I love rhubarb. Crunchy and cool, sweet yet tart: This spring vegetable, which behaves like a fruit, is bold and unusual, and maybe not so easy to fall in love with. But I’m gunning for it. And it’s being played with by top perfumers, so I’m in good company.
Perfumery’s new fixation on rhubarb also suggests a movement or evolution away from overtly sweet fruity essences to more savoury vegetal ones. The crispness of rhubarb—its tang—also feels right for this moment in a scent marketplace that loves cologne-like freshness. There’s also something grown-in-the-backyard-garden authentic about the vegetable that makes it desirable given our locavore-leaning ways.

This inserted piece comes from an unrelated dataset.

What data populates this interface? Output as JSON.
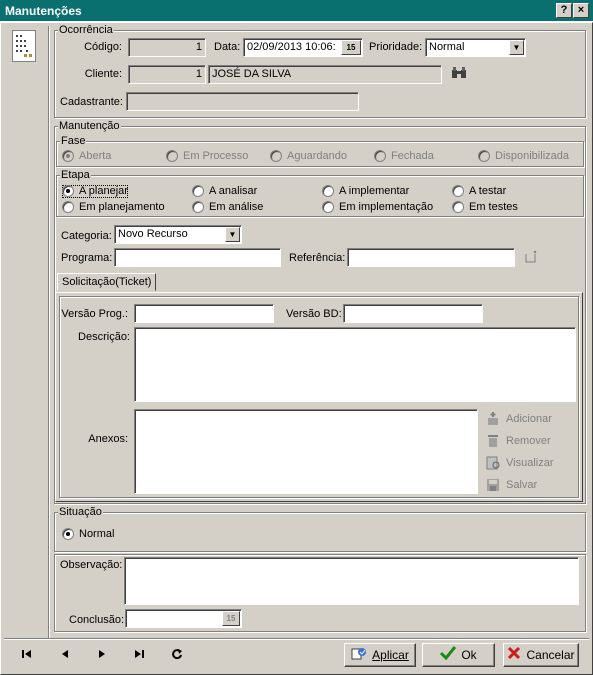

“I have always liked he duality of rhubarb,” says Christine Nagel, perfumer-designer of Hermès, and the nose behind the brand’s new Eau de Rhubarbe Eclarlate Hermessence spritz. “It is a two-fold duality, both visual and olfactory. Its green colour metamorphoses into red. From acidic and crisp, its scent becomes smooth and velvety.”
Indeed, the new scent is bright and green, but has warmth and richness too. It smells new and unusual, but unusual in a very good way. We think of rhubarb baked as a fruit crisp, with a bubbly brown sugar-and-oatmeal topping and a dollop of vanilla Haagen-Daz oozing its cream into the caramelized crevices. Wow.
It is these red and green, fresh and warm, brisk and musky dualities of rhubarb that makes it so intriguing—and delicious.
Rhubarb, has an inherent cologne-like character
L’Occitane En Provence plays up the fresh and brisk nature of this key ingredient with its recent launch, Grapefruit Rhubarb. The toilette is like a fresh bowl of rhubarb mixed with the zest of that citrus, along with a sprinkle of sugar. But a sugar with warmth and flavour, not just sweetness. Maybe maple or Demerara.
Rhubarb’s arrival also makes sense given that cologne has returned to vogue—from Clean Reserve’s new standout cologne collection to the new six-flask lineup of Infusions de Prada which manages to channel a mindset of Italian eau de cologne into perfumes. It’s all about fresh, aromatic and unisex. Plus rhubarb, like cologne as a whole, defies gender stereotyping. It just smells good: cool, crisp and modern.
That you include the vegetable in the list of produce you want to grow in your postage-stamp-sized urban backyard this summer, is also relevant. Ditto, that rhubarb is on the dessert and cocktail menus of today’s A-list restaurants and bars. A dash of rhubarb bitters in that re-imagined Manhattan cocktail, anyone?
Ah, there are so many reasons to taste this new perfume note. So go ahead, get spritzing.
Hermès Eau de Rhubarbe Ecarlate EDC, $149 (100 ml), www.hermes.com (shown above)
L’Occitane Grapefruit Rhubarbe EDT, $65 (75 ml), www.loccitane.com